Overall, I don’t think things are gloomy, however. My argument (agenda) is narrow: I just want to make sure there isn’t a chilling effect on the production of gateway games because of the limitations publishers face in trying to make them the next great “gamer’s game” as well. I happen to think that game reviewers have a potent say in how that goes down. But I can’t comprehensively prove it, of course.
Your very last thought was absolutely spot on, Larry. You’re 100% correct I think… and therein lies the challenge (opportunity) in the market.
All right now boys, I’ve exhausted my piece. Let’s let you spend some time talking with Greg about his review of Van Helsing, shall we? Time for your crazy insane gaming uncle to get back in my rocking chair, sip some lemonade, tug at my long white beard, shake my cane at the sky and finally nonchalantly slumber off until once stirred again. : )
And Thornquist, what can I say? Rick probably wakes up, reads my latest ramblings and wonders what the heck is up with this guy since the Gamefest days? Then he probably grabs a bran muffin, goes about his day and doesn’t give it another thought. (LOL)
Just be thankful ya all aren’t playing me in “I’m the Boss” (LOL). And you think I yap here? Oh, my.
Ryan “Crazy Uncle” B.

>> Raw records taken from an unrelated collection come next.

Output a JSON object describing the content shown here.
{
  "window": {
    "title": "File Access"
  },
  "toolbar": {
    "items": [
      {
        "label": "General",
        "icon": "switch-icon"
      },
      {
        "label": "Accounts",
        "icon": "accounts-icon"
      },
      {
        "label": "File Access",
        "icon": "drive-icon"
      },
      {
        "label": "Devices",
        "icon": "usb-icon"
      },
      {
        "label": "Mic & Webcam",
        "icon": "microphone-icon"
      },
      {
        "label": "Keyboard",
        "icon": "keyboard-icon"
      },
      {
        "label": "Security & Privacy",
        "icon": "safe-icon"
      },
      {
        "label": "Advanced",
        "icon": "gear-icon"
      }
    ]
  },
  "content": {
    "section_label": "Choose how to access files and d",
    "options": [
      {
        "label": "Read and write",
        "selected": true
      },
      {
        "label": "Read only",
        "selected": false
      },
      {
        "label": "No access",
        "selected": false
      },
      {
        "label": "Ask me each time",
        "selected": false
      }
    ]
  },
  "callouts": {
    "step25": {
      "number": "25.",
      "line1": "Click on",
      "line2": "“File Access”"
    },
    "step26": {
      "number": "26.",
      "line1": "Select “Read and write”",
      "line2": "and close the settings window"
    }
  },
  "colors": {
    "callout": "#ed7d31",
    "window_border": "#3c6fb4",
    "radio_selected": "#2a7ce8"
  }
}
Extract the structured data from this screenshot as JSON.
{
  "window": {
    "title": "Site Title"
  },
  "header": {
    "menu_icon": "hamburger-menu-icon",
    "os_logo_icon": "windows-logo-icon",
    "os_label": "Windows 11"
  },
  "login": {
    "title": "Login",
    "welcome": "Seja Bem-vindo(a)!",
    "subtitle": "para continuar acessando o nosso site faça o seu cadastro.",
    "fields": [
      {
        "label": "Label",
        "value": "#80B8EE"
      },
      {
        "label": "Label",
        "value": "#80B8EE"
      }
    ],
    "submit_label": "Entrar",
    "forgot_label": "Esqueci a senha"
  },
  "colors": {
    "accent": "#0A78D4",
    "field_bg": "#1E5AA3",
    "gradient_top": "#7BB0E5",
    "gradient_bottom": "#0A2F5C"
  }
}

Ryan, this has developed into a very interesting discussion and one that I was glad to be a part of. The points you make in your last post are definitely compelling. The thing is, I’m no business man, so when I say that the publishers probably know what they’re doing, it’s a pure guess on my part and one I could easily be dead wrong about. Certainly, if there’s room for one DoW, it’s not hard to imagine there would be room for one or more others. So it’s hard for me to say with any confidence that your main argument isn’t correct.
In the end, it may come down to a bit of “grass is always greener” thinking by both of us. I know that many of the people I play with and communicate with frequently moan about what we feel is the glut of simplistic games that come from the major publishers these day–where are the great gamer’s games of yore? While you and your friends carry on about all these themeless, complex games that get all the buzz–what about something that’s actually FUN? There’s probably some truth in both of those statements, but there’s also plenty of gaming goodness of the kind that we crave that surrounds us as well. So maybe we should just take a deep breath and be thankful that we live in a time where, to a large extent, there’s something for everyone in this wonderful hobby.
Very descriptive article, I liked that bit.
Will there be a part 2?